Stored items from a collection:
• • • • • • •
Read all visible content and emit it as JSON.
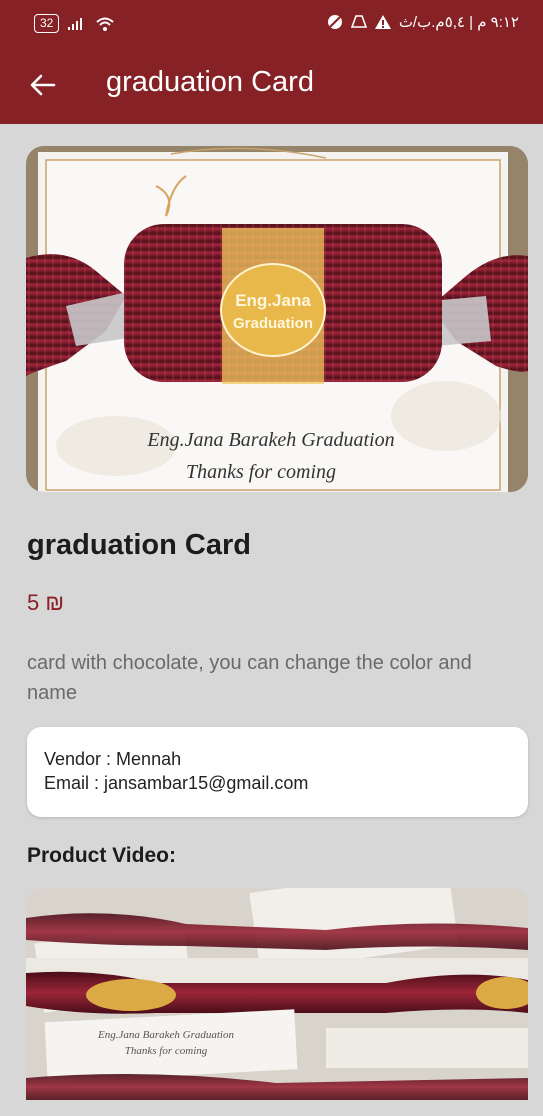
{
  "status_bar": {
    "battery": "32",
    "time_text": "٩:١٢ م | ٥,٤م.ب/ث"
  },
  "appbar": {
    "title": "graduation Card",
    "color": "#862226"
  },
  "product": {
    "title": "graduation Card",
    "price": "5 ₪",
    "description": "card with chocolate, you can change the color and name",
    "image_text": {
      "sticker_line1": "Eng.Jana",
      "sticker_line2": "Graduation",
      "card_line1": "Eng.Jana Barakeh Graduation",
      "card_line2": "Thanks for coming"
    }
  },
  "vendor": {
    "vendor_line": "Vendor : Mennah",
    "email_line": "Email : jansambar15@gmail.com"
  },
  "video": {
    "heading": "Product Video:",
    "frame_text_line1": "Eng.Jana Barakeh Graduation",
    "frame_text_line2": "Thanks for coming"
  },
  "colors": {
    "background": "#d7d7d7",
    "accent": "#862226",
    "price": "#8a1f25"
  }
}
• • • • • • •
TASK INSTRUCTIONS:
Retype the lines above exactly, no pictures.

WRITTEN ANSWER:
Read all visible content and emit it as JSON.
{
  "status_bar": {
    "battery": "32",
    "time_text": "٩:١٢ م | ٥,٤م.ب/ث"
  },
  "appbar": {
    "title": "graduation Card",
    "color": "#862226"
  },
  "product": {
    "title": "graduation Card",
    "price": "5 ₪",
    "description": "card with chocolate, you can change the color and name",
    "image_text": {
      "sticker_line1": "Eng.Jana",
      "sticker_line2": "Graduation",
      "card_line1": "Eng.Jana Barakeh Graduation",
      "card_line2": "Thanks for coming"
    }
  },
  "vendor": {
    "vendor_line": "Vendor : Mennah",
    "email_line": "Email : jansambar15@gmail.com"
  },
  "video": {
    "heading": "Product Video:",
    "frame_text_line1": "Eng.Jana Barakeh Graduation",
    "frame_text_line2": "Thanks for coming"
  },
  "colors": {
    "background": "#d7d7d7",
    "accent": "#862226",
    "price": "#8a1f25"
  }
}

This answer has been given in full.